On October 3, 1995, I was in the middle of a 9th grade social studies exam when a low rumble startled me. What initially sounded like an earthquake, a rare occurrence in my area, turned out to be the emotional reaction of students in the surrounding classrooms to the “not guilty” verdict in People of the State of California v. Orenthal James Simpson. This was a time before Twitter and texting; Internet access was limited, and we didn’t even have cell phones, so I assume my peers were somehow watching the verdict on TV at school. O.J. Simpson’s trial on two counts of murder in the deaths of his ex-wife, Nicole Brown Simpson, and her friend Ronald Goldman was broadcast on national television for nine months, from January through October. I did not watch it, nor did anyone in my family watch it, but it was inescapable. It permeated the news and daily conversations, as we all struggled to discern what this trial meant about race and the American Justice System.
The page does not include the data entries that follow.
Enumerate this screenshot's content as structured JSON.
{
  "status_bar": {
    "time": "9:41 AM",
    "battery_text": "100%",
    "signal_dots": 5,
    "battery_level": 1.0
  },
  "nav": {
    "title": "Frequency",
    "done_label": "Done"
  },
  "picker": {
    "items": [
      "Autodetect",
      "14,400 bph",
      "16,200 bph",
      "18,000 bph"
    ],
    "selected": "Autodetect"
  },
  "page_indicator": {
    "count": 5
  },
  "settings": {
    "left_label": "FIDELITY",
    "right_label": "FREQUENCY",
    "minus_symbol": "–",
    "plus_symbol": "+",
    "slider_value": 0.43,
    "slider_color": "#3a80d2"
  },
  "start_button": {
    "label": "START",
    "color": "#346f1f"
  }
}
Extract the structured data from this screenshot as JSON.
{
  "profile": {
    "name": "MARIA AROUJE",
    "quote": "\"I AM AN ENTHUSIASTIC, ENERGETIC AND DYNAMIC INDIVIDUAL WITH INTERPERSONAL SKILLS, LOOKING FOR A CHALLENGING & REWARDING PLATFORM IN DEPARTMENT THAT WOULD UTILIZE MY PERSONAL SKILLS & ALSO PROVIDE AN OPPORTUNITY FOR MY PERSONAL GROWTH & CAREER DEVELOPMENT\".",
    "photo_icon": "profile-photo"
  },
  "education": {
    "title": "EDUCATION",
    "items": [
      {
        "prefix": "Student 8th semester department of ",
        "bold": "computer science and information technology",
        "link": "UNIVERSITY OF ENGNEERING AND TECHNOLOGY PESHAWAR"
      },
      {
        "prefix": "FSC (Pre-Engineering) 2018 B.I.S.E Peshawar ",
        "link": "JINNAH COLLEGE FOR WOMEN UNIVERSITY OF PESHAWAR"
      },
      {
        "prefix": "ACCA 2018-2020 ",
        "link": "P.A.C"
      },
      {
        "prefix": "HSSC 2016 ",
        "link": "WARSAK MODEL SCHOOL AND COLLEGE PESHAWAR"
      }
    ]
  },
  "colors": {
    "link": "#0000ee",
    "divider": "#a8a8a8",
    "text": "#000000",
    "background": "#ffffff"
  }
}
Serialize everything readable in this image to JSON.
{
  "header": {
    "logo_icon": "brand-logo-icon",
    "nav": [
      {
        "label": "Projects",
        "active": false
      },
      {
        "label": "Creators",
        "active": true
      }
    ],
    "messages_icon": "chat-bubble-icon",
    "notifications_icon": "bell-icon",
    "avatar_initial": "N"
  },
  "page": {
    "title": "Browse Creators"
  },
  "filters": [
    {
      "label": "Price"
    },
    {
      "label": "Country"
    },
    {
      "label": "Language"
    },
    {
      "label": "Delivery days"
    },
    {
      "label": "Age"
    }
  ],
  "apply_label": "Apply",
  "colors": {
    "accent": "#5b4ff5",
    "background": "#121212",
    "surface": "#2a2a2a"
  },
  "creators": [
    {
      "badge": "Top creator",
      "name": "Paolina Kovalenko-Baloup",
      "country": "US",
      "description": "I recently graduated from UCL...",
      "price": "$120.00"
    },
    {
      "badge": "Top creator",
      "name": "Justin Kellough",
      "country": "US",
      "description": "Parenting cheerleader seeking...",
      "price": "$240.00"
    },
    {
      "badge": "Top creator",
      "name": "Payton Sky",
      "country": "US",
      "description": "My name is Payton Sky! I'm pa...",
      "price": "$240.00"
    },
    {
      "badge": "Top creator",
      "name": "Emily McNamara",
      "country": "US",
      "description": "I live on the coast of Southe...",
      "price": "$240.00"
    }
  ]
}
We’ve had many opportunities since the O.J. Simpson trial to watch the criminal justice system in action (and in excruciating detail), with the most recent high profile example being the George Zimmerman trial in Florida. I tried my best to avoid the details of the legal proceedings, but like the O.J. Simpson trial, the Zimmerman one was ubiquitous. I’ve never had a stomach for criminal law, an area of law for which To Kill a Mockingbird’s Atticus Finch developed a “profound distaste” after “[h]is first two clients were the last two persons hanged in the Maycomb County jail (page 5).” Practicing in a fictionalized Alabama in the mid-1930s, Finch had to function within a legal system that was more overtly racially biased than it is today (nonetheless, as I discuss briefly in my previous post, Revisiting the “Soft Pages” of To Kill a Mockingbird, racial bias persists “with increased prosecutions and harsher penalties against individuals of certain racial and/or socioeconomic backgrounds.”).
At the center of Harper Lee’s classic novel is Atticus Finch’s legal representation, per court appointment, of Tom Robinson, an African American man accused of raping a white woman, a capital offense in Alabama. Atticus has little hope that his defense of Robinson will succeed, but he does his best, exemplifying courage for his children by “seeing [the case] through” even when he strongly suspects that “[he’s] licked before [he] begin[s] (page 128).” The question is whether Maycomb County has changed enough to give an African American man a fair chance, and Atticus is doubtful.
It’s an emotional trial that brings out the worst in people, and it seems like just about everyone in the county flocks to the courthouse to watch Tom Robinson’s life hang in the balance. At least one of Maycomb County’s residents, however, refuses to attend the proceedings. Miss Maudie won’t go because she believes it’s “morbid” to “watch a poor devil on trial for his life,” saying to Dill, Scout, and Jem, “Look at all those folks, it’s like a Roman carnival (page 181).”
It is morbid to watch high stakes criminal trials, in which the defendants and victims are real people, unlike the characters in an episode of Law & Order or in novels like To Kill a Mockingbird. As Scout reminds Miss Maudie, “They hafta try [defendants] in public (page 181),” and the concept of public access is embedded in the U.S. Constitution in the Sixth Amendment, which guarantees defendants “a speedy and public trial, by an impartial jury of the State and district wherein the crime shall have been committed.” Similarly, the press is entitled to access via the First Amendment.
A public trial, however, does not necessarily mean a heavily publicized trial that we can access through our televisions and laptops. Cameras, televisions, and the Internet did not exist when the Bill of Rights was ratified in 1791, but in my humble opinion many of the framers would argue such a high degree of public access helps ensure the integrity of the system. It’s harder to violate a defendant’s rights under the glare of the public spotlight — unless the publicity itself is what undermines the defendant’s right to Due Process. See Sheppard v. Maxwell, 384 U.S. 333 (1966). Publicity can prejudice potential jurors, pre-trial and even mid-trial, in addition to creating situations where acquitted defendants can never live free lives because the “court of public opinion,” fueled by the media, comes to a different verdict from the one reached by the jury empanelled in the actual case.
I strongly believe in transparency in the criminal system, but we can’t forget the costs of turning criminal cases into courtroom dramas, particularly when such publicity has the potential to undermine justice. I prefer to follow Miss Maudie’s example by ignoring the drama as best I can.
*This post is part of Roof Beam Reader’s read-along. Check out his blog to see what he and others are saying about To Kill a Mockingbird, and follow or participate in the conversation on Twitter (#Mockingbirdreads)